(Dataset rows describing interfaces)
▶

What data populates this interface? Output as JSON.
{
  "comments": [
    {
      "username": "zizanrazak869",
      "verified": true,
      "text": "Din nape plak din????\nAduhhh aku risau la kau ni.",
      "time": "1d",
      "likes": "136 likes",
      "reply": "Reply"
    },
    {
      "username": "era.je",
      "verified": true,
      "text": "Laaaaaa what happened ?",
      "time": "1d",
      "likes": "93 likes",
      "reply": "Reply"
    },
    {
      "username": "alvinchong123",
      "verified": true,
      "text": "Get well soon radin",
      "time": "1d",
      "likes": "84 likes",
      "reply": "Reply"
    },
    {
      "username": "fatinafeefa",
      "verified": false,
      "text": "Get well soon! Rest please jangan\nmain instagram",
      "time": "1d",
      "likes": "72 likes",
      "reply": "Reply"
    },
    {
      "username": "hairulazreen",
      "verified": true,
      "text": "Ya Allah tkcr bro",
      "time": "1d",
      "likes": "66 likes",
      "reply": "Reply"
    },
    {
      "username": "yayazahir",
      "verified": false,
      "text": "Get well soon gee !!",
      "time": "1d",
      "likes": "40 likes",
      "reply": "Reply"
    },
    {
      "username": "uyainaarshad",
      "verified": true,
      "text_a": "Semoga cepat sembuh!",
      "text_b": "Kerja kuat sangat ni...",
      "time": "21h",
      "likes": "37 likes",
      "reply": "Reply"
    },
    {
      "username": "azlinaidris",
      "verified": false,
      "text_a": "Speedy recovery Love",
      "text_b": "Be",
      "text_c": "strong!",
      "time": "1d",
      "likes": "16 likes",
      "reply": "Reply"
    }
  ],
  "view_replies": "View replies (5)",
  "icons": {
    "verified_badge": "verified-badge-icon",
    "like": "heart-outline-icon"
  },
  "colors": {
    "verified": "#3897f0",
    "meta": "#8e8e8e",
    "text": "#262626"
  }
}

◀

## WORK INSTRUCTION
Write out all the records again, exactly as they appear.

## SOLUTION BELOW
What data populates this interface? Output as JSON.
{
  "comments": [
    {
      "username": "zizanrazak869",
      "verified": true,
      "text": "Din nape plak din????\nAduhhh aku risau la kau ni.",
      "time": "1d",
      "likes": "136 likes",
      "reply": "Reply"
    },
    {
      "username": "era.je",
      "verified": true,
      "text": "Laaaaaa what happened ?",
      "time": "1d",
      "likes": "93 likes",
      "reply": "Reply"
    },
    {
      "username": "alvinchong123",
      "verified": true,
      "text": "Get well soon radin",
      "time": "1d",
      "likes": "84 likes",
      "reply": "Reply"
    },
    {
      "username": "fatinafeefa",
      "verified": false,
      "text": "Get well soon! Rest please jangan\nmain instagram",
      "time": "1d",
      "likes": "72 likes",
      "reply": "Reply"
    },
    {
      "username": "hairulazreen",
      "verified": true,
      "text": "Ya Allah tkcr bro",
      "time": "1d",
      "likes": "66 likes",
      "reply": "Reply"
    },
    {
      "username": "yayazahir",
      "verified": false,
      "text": "Get well soon gee !!",
      "time": "1d",
      "likes": "40 likes",
      "reply": "Reply"
    },
    {
      "username": "uyainaarshad",
      "verified": true,
      "text_a": "Semoga cepat sembuh!",
      "text_b": "Kerja kuat sangat ni...",
      "time": "21h",
      "likes": "37 likes",
      "reply": "Reply"
    },
    {
      "username": "azlinaidris",
      "verified": false,
      "text_a": "Speedy recovery Love",
      "text_b": "Be",
      "text_c": "strong!",
      "time": "1d",
      "likes": "16 likes",
      "reply": "Reply"
    }
  ],
  "view_replies": "View replies (5)",
  "icons": {
    "verified_badge": "verified-badge-icon",
    "like": "heart-outline-icon"
  },
  "colors": {
    "verified": "#3897f0",
    "meta": "#8e8e8e",
    "text": "#262626"
  }
}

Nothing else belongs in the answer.